Aug. 29, 2014 by Darius
If you’re looking for a good movie for the weekend, I would highly recommend the German film The Lives of Others.
The Lives of Others takes place in East Germany in 1984. The country is under control of the Stasi, probably the most comprehensive state security apparatus in history (see https://notwhatyoumightthink.wordpress.com/2014/08/08/thinking-aloud-the-dark-secrets-of-a-surveillance-state/). Gerd Wiesler is a captain in the Stasi, responsible for interrogating prisoners and conducting surveillance of suspected dissidents. He is a true believer in the cause of socialism and the East German state, throwing himself into his work with all his being. Captain Wiesler is tasked with investigating Georg Dreyman, a popular writer and playwright who appears to be “clean” politically. When Wiesler learns that the assignment was not due to any evidence against Dreyman but because a top government minister wanted to make sexual advances on Dreyman’s actress girlfriend, he begins to doubt himself, his mission, and the entire East German system.

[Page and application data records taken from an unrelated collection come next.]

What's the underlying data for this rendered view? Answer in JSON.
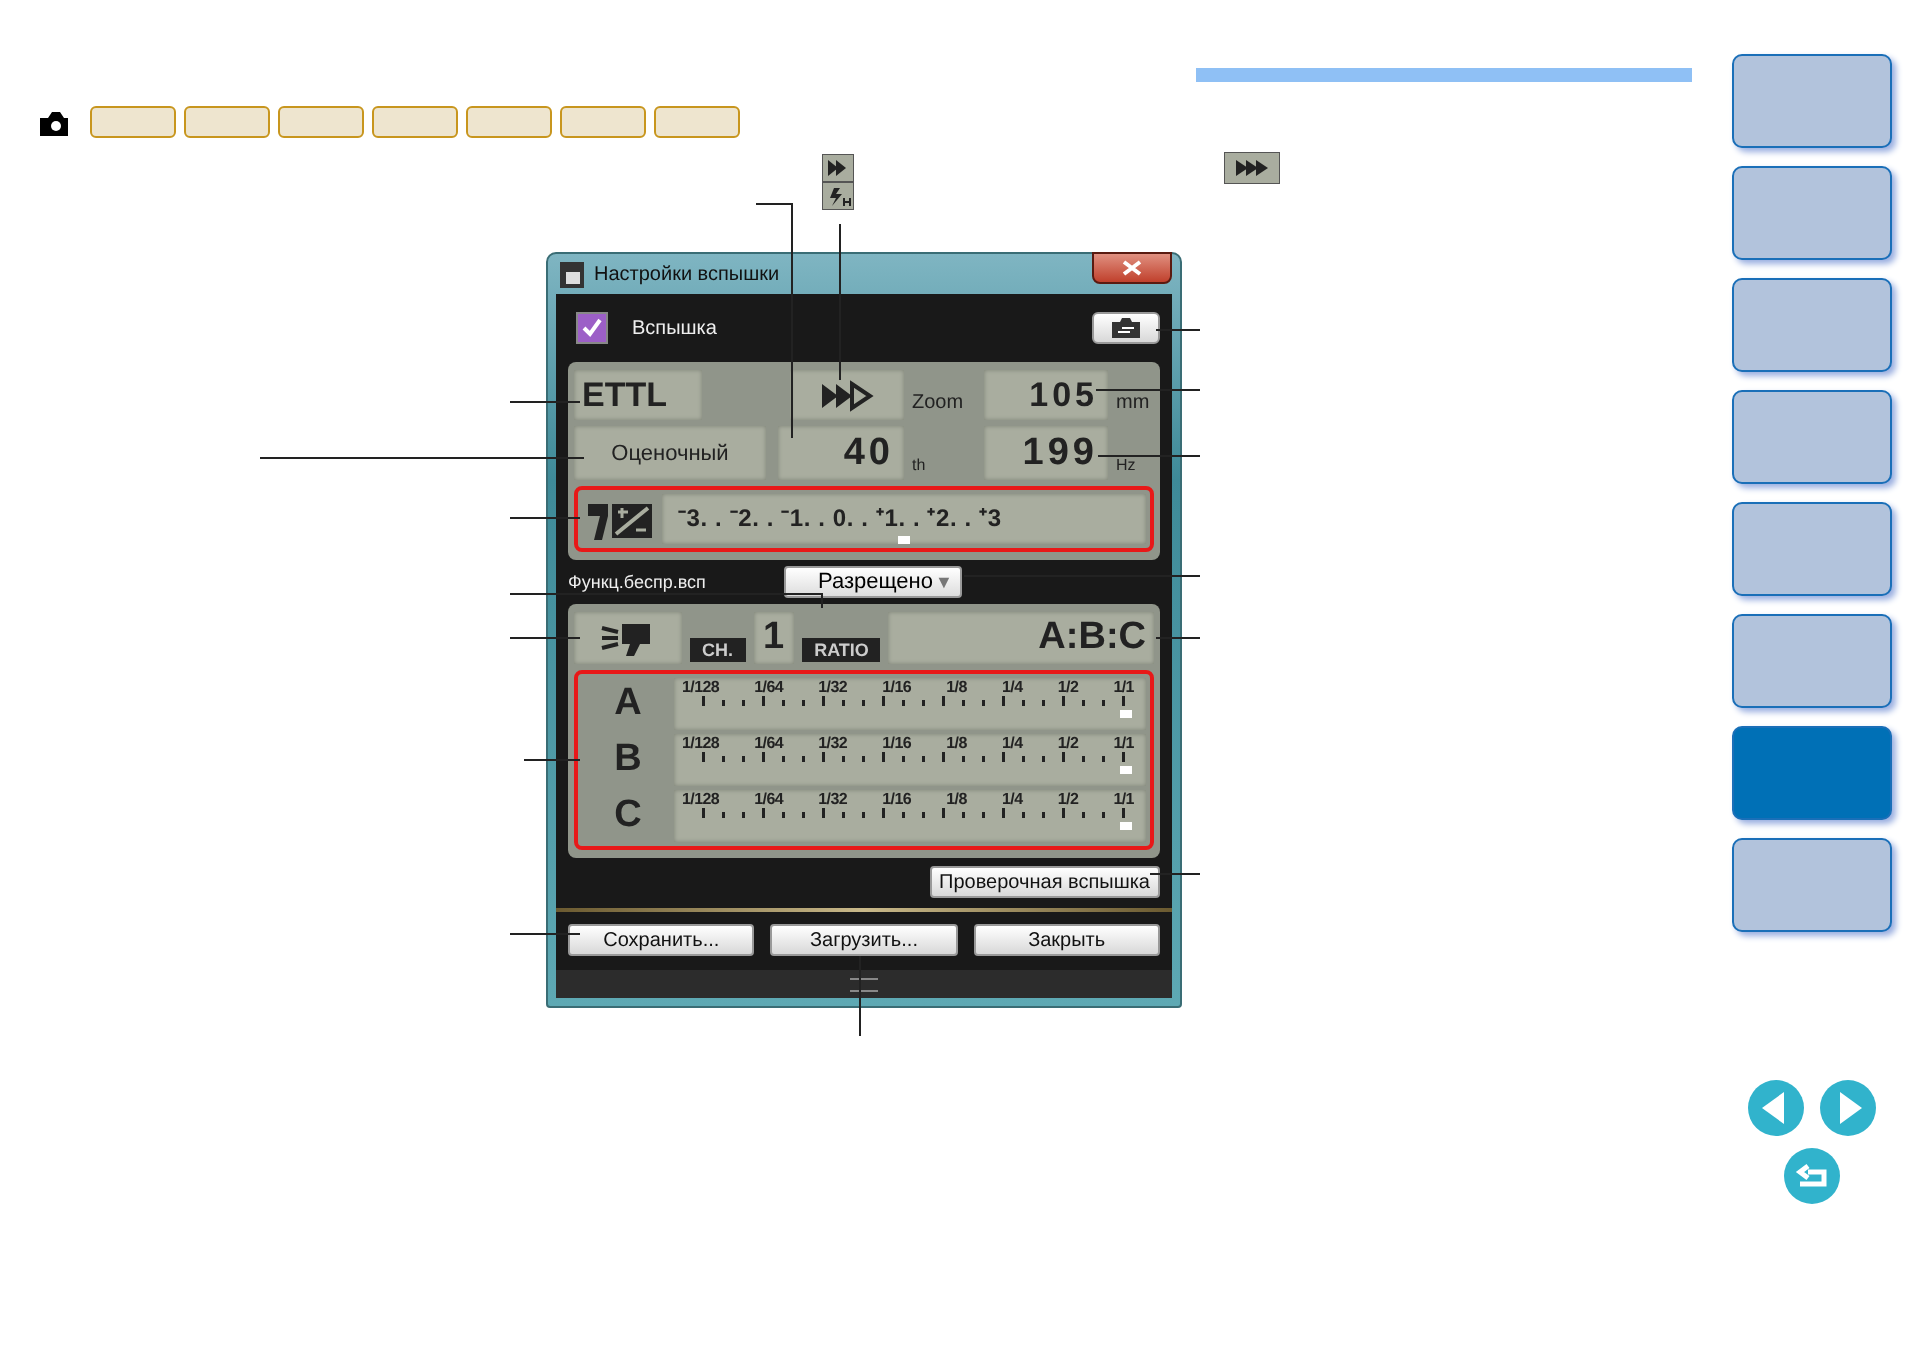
{
  "dialog": {
    "title": "Настройки вспышки",
    "flash": {
      "label": "Вспышка",
      "checked": true
    },
    "mode": "ETTL",
    "metering": "Оценочный",
    "zoom_label": "Zoom",
    "zoom": "105",
    "zoom_unit": "mm",
    "count": "40",
    "count_unit": "th",
    "frequency": "199",
    "frequency_unit": "Hz",
    "compensation": {
      "scale": "⁻3. . ⁻2. . ⁻1. . 0. . ⁺1. . ⁺2. . ⁺3",
      "level": 0.5
    },
    "wireless": {
      "label": "Функц.беспр.всп",
      "value": "Разрещено",
      "arrow": "▼"
    },
    "channel_label": "CH.",
    "channel": "1",
    "ratio_label": "RATIO",
    "ratio": "A:B:C",
    "groups": [
      {
        "name": "A",
        "scale": [
          "1/128",
          "1/64",
          "1/32",
          "1/16",
          "1/8",
          "1/4",
          "1/2",
          "1/1"
        ],
        "level": 1
      },
      {
        "name": "B",
        "scale": [
          "1/128",
          "1/64",
          "1/32",
          "1/16",
          "1/8",
          "1/4",
          "1/2",
          "1/1"
        ],
        "level": 1
      },
      {
        "name": "C",
        "scale": [
          "1/128",
          "1/64",
          "1/32",
          "1/16",
          "1/8",
          "1/4",
          "1/2",
          "1/1"
        ],
        "level": 1
      }
    ],
    "test_button": "Проверочная вспышка",
    "buttons": [
      "Сохранить...",
      "Загрузить...",
      "Закрыть"
    ]
  },
  "side_tabs": [
    {
      "selected": false
    },
    {
      "selected": false
    },
    {
      "selected": false
    },
    {
      "selected": false
    },
    {
      "selected": false
    },
    {
      "selected": false
    },
    {
      "selected": true
    },
    {
      "selected": false
    }
  ]
}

Two things set apart The Lives of Others as a film. The first is the great attention to detail in the film; viewers are completely transported to 1980s East Germany. There are a few historical inaccuracies to allow for the plot, but The Lives of Others is quite historically accurate in most regards, uncomfortably so for East Germans by some accounts. The second aspect of The Lives of Others that stands out is the acting. The lead actors play their roles marvelously, especially Captain Wiesler. Unfortunately, Ulrich Mühe, who played Wiesler, died of stomach cancer in 2007, shortly after the film came out.
There are no car chases and few funny moments in The Lives of Others, but it is a very engrossing movie. Definitely worth two hours and 15 minutes of your weekend.